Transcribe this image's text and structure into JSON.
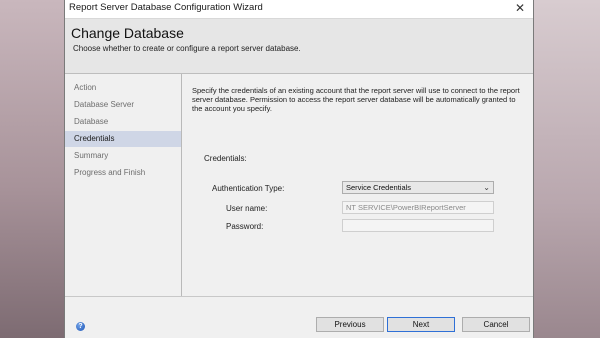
{
  "window": {
    "title": "Report Server Database Configuration Wizard",
    "close_glyph": "✕"
  },
  "header": {
    "title": "Change Database",
    "subtitle": "Choose whether to create or configure a report server database."
  },
  "nav": {
    "items": [
      {
        "label": "Action",
        "active": false
      },
      {
        "label": "Database Server",
        "active": false
      },
      {
        "label": "Database",
        "active": false
      },
      {
        "label": "Credentials",
        "active": true
      },
      {
        "label": "Summary",
        "active": false
      },
      {
        "label": "Progress and Finish",
        "active": false
      }
    ]
  },
  "main": {
    "description": "Specify the credentials of an existing account that the report server will use to connect to the report server database.  Permission to access the report server database will be automatically granted to the account you specify.",
    "credentials_heading": "Credentials:",
    "auth_type_label": "Authentication Type:",
    "auth_type_value": "Service Credentials",
    "username_label": "User name:",
    "username_value": "NT SERVICE\\PowerBIReportServer",
    "password_label": "Password:",
    "password_value": ""
  },
  "footer": {
    "help_icon": "help-icon",
    "previous_label": "Previous",
    "next_label": "Next",
    "cancel_label": "Cancel"
  },
  "colors": {
    "nav_active_bg": "#cfd6e6",
    "header_bg": "#e6e6e6",
    "primary_button_border": "#2f70d6"
  }
}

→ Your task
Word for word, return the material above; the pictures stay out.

→ Response to the task
Transcribe this image's text and structure into JSON.
{
  "window": {
    "title": "Report Server Database Configuration Wizard",
    "close_glyph": "✕"
  },
  "header": {
    "title": "Change Database",
    "subtitle": "Choose whether to create or configure a report server database."
  },
  "nav": {
    "items": [
      {
        "label": "Action",
        "active": false
      },
      {
        "label": "Database Server",
        "active": false
      },
      {
        "label": "Database",
        "active": false
      },
      {
        "label": "Credentials",
        "active": true
      },
      {
        "label": "Summary",
        "active": false
      },
      {
        "label": "Progress and Finish",
        "active": false
      }
    ]
  },
  "main": {
    "description": "Specify the credentials of an existing account that the report server will use to connect to the report server database.  Permission to access the report server database will be automatically granted to the account you specify.",
    "credentials_heading": "Credentials:",
    "auth_type_label": "Authentication Type:",
    "auth_type_value": "Service Credentials",
    "username_label": "User name:",
    "username_value": "NT SERVICE\\PowerBIReportServer",
    "password_label": "Password:",
    "password_value": ""
  },
  "footer": {
    "help_icon": "help-icon",
    "previous_label": "Previous",
    "next_label": "Next",
    "cancel_label": "Cancel"
  },
  "colors": {
    "nav_active_bg": "#cfd6e6",
    "header_bg": "#e6e6e6",
    "primary_button_border": "#2f70d6"
  }
}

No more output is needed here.